Stored items:
►

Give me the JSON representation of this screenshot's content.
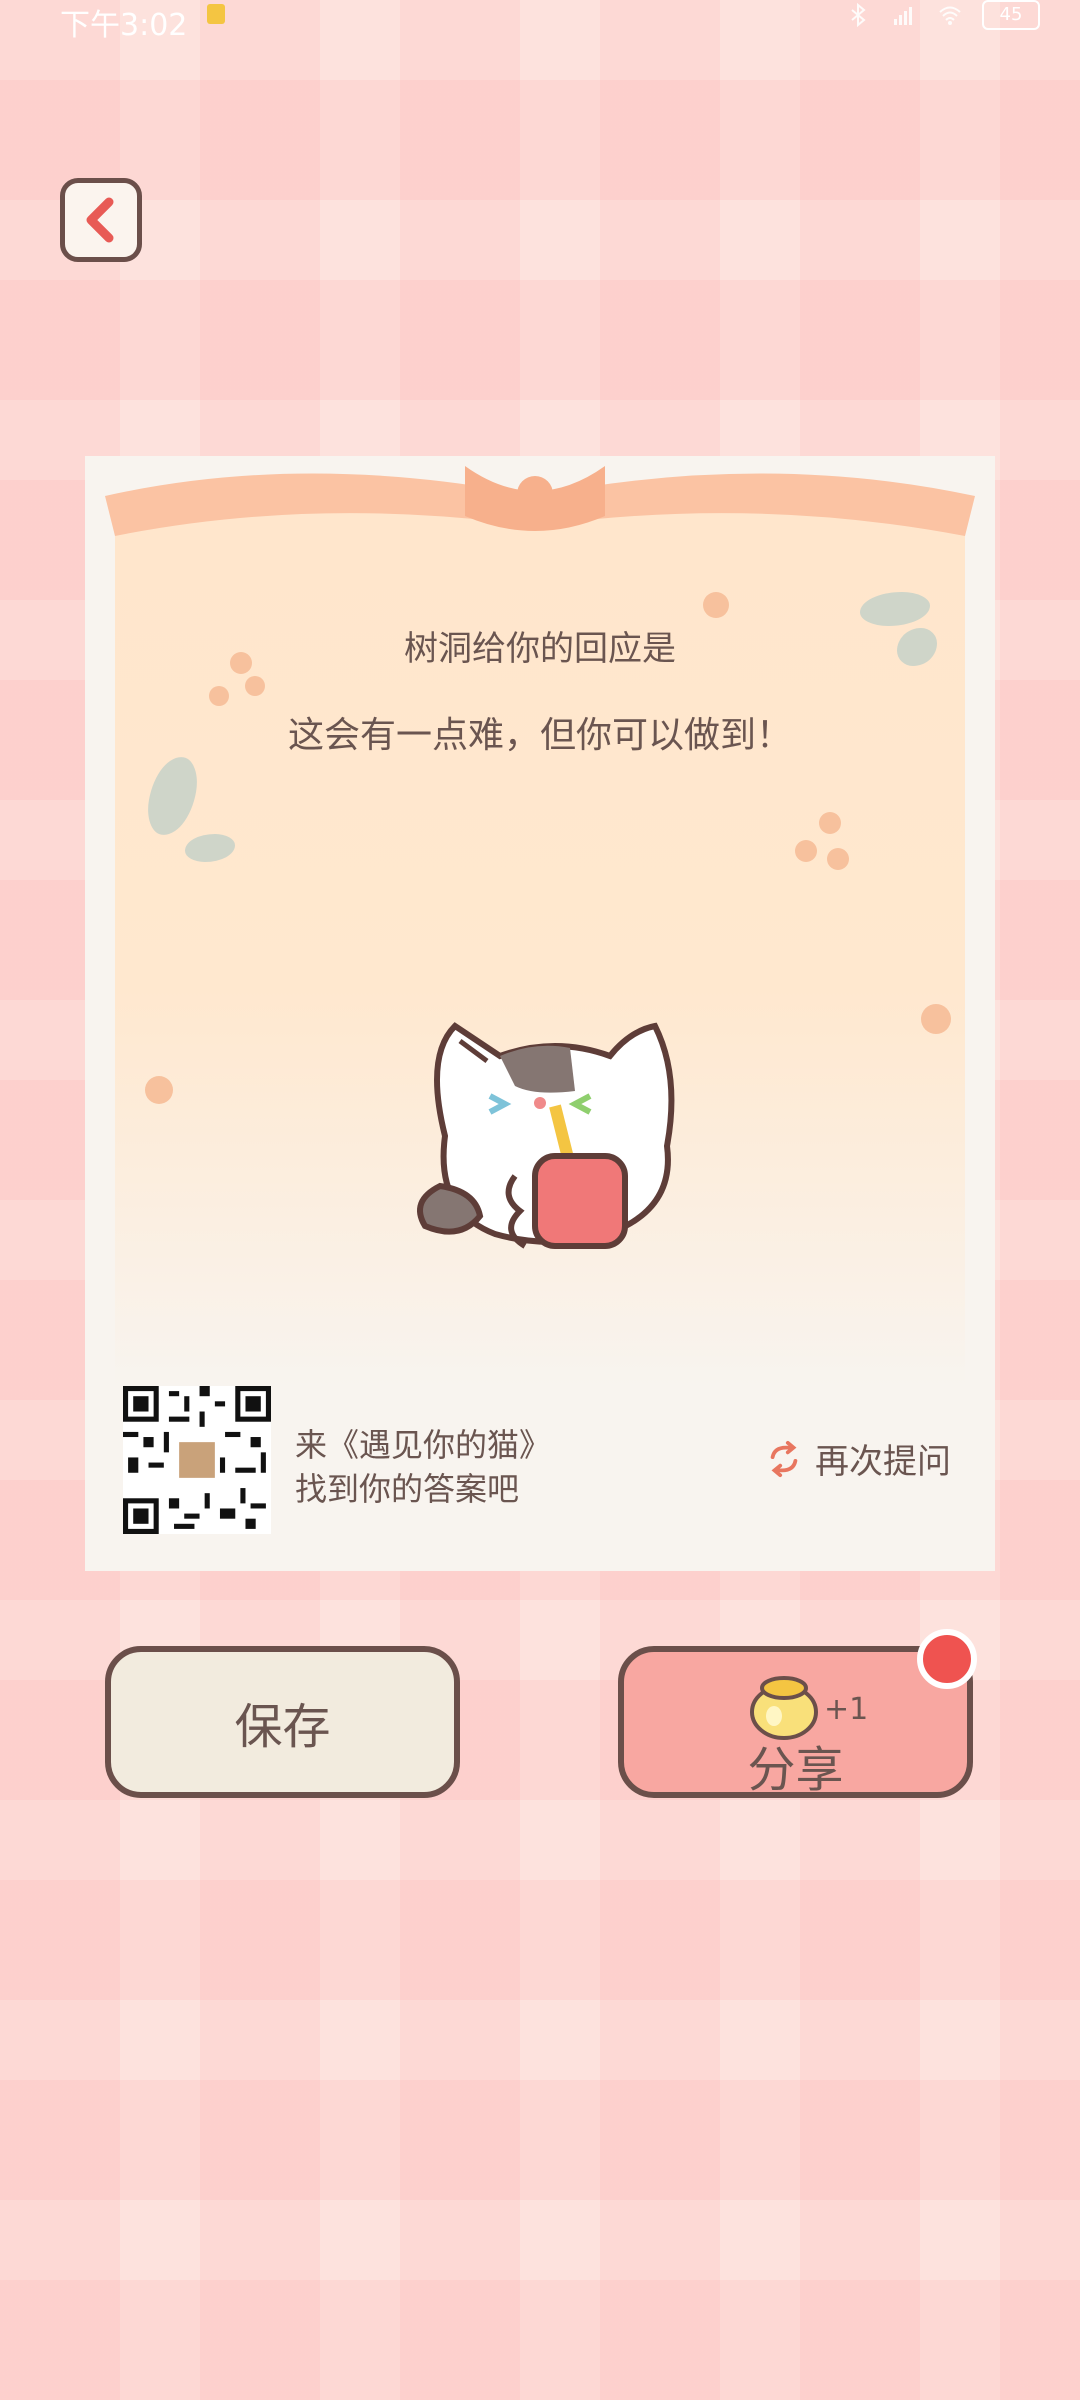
{
  "status_bar": {
    "time": "下午3:02",
    "battery": "45"
  },
  "card": {
    "title": "树洞给你的回应是",
    "response": "这会有一点难，但你可以做到！",
    "invite_line1": "来《遇见你的猫》",
    "invite_line2": "找到你的答案吧",
    "ask_again_label": "再次提问"
  },
  "actions": {
    "save_label": "保存",
    "share_label": "分享",
    "share_reward": "+1"
  },
  "colors": {
    "background": "#fde2dd",
    "border": "#6b4f4a",
    "share_button": "#f8a7a1",
    "save_button": "#f2ebde",
    "notification_dot": "#ef5350"
  },
  "icons": {
    "back": "back-chevron-icon",
    "refresh": "refresh-icon",
    "coin": "coin-pot-icon"
  }
}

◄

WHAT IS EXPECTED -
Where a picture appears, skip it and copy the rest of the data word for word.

YOUR RESPONSE -
Give me the JSON representation of this screenshot's content.
{
  "status_bar": {
    "time": "下午3:02",
    "battery": "45"
  },
  "card": {
    "title": "树洞给你的回应是",
    "response": "这会有一点难，但你可以做到！",
    "invite_line1": "来《遇见你的猫》",
    "invite_line2": "找到你的答案吧",
    "ask_again_label": "再次提问"
  },
  "actions": {
    "save_label": "保存",
    "share_label": "分享",
    "share_reward": "+1"
  },
  "colors": {
    "background": "#fde2dd",
    "border": "#6b4f4a",
    "share_button": "#f8a7a1",
    "save_button": "#f2ebde",
    "notification_dot": "#ef5350"
  },
  "icons": {
    "back": "back-chevron-icon",
    "refresh": "refresh-icon",
    "coin": "coin-pot-icon"
  }
}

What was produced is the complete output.